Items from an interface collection
[Start of section]

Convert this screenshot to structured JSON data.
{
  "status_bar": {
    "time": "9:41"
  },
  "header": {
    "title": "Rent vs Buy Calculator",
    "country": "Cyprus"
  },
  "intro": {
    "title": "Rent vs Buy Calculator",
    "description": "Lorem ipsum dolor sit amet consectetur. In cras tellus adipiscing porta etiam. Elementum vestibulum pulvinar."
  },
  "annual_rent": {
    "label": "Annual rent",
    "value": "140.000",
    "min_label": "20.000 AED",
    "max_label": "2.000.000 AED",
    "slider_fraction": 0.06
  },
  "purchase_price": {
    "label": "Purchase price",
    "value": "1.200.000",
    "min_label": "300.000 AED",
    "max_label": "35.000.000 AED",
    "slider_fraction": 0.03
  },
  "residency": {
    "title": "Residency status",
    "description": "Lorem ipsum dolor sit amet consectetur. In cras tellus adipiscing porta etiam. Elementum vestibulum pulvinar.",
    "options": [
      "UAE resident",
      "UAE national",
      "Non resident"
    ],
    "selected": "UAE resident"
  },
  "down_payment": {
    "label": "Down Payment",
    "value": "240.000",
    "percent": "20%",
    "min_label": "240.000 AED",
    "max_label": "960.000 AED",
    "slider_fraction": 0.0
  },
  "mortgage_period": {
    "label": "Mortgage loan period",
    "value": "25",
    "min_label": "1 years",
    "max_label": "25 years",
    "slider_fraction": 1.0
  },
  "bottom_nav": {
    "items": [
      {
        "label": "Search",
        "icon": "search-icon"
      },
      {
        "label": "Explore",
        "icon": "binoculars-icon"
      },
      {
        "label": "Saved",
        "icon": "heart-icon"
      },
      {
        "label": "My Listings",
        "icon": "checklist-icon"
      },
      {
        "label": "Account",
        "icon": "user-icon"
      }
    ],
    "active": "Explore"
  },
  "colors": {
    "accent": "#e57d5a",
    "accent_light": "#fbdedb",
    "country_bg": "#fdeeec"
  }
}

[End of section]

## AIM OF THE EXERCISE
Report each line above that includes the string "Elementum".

## SOLVED EXERCISE
    "description": "Lorem ipsum dolor sit amet consectetur. In cras tellus adipiscing porta etiam. Elementum vestibulum pulvinar."
    "description": "Lorem ipsum dolor sit amet consectetur. In cras tellus adipiscing porta etiam. Elementum vestibulum pulvinar.",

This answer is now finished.